Sure I have those days. You know the ones. Where nothing seems to fit, every mirror obviously has it out for you, and you don't even feel comfortable in your own skin. But those days pass, and as I age they seem to be happening a lot less (or is it that I care less than when I was younger?)

So, let's take today, and tomorrow, and the entire week, month, year and celebrate our bodies for what they can do and for how awesome they are!

There's also no way I could write a post about celebrating our bodies (ourselves) without including this poem:

Phenomenal Woman

Pretty women wonder where my secret lies
I'm not cute or built to suit a fashion model's size
But when I start to tell them 
They think I'm telling lies. 
I say, 
It's in the reach of my arms 
The span of my hips, 
The stride of my step, 
The curl of my lips. 
I'm a woman 
Phenomenal woman, 
That's me.

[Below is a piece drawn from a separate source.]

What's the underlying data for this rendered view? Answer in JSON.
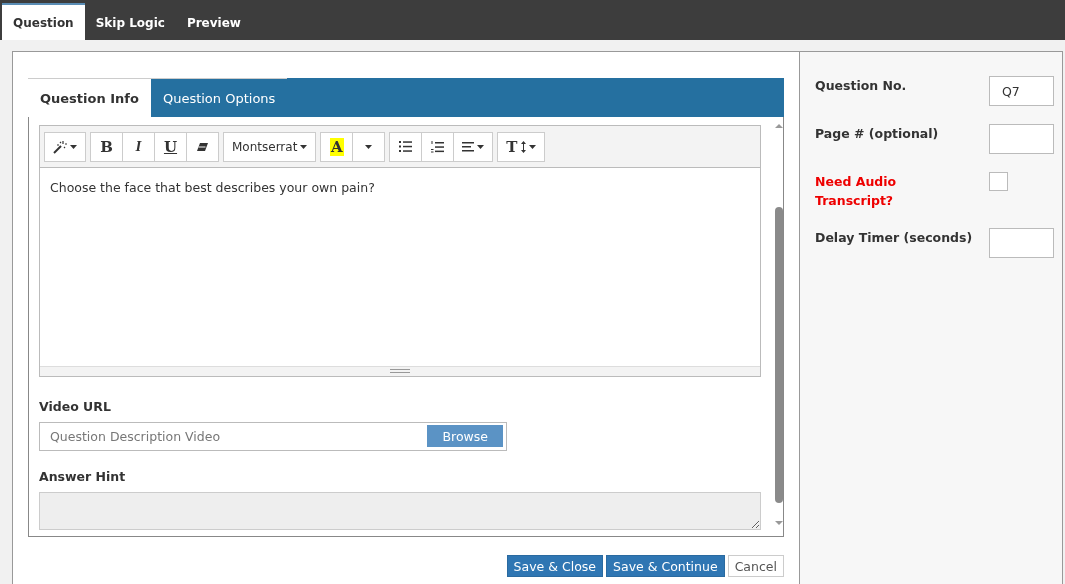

I walk into a room 
Just as cool as you please, 
And to a man, 
The fellows stand or 
Fall down on their knees. 
Then they swarm around me, 
A hive of honey bees. 
I say, 
It's the fire in my eyes 
And the flash of my teeth, 
The swing of my waist, 
And the joy in my feet. 
I'm a woman 
Phenomenal woman, 
That's me.

Men themselves have wondered 
What they see in me. 
They try so much 
But they can't touch 
My inner mystery. 
When I try to show them, 
They say they still can't see. 
I say 
It's in the arch of my back, 
The sun of my smile, 
The ride of my breasts, 
The grace of my style. 
I'm a woman 
Phenomenal woman, 
That's me.

Now you understand 
Just why my head's not bowed. 
I don't shout or jump about 
Or have to talk real loud. 
When you see me passing 
It ought to make you proud. 
I say, 
It's in the click of my heels, 
The bend of my hair, 
The palm of my hand, 
The need of my care, 
'Cause I'm a woman 
Phenomenal woman, 
That's me.

from And Still I Rise by Maya Angelou
copyright © 1978 

What's phenomenal about you? 

I'll start. My hair is all sorts of phenomenal...

...and I also love that I have the strength to bike my son to/from school/camp. 

Add yours down below!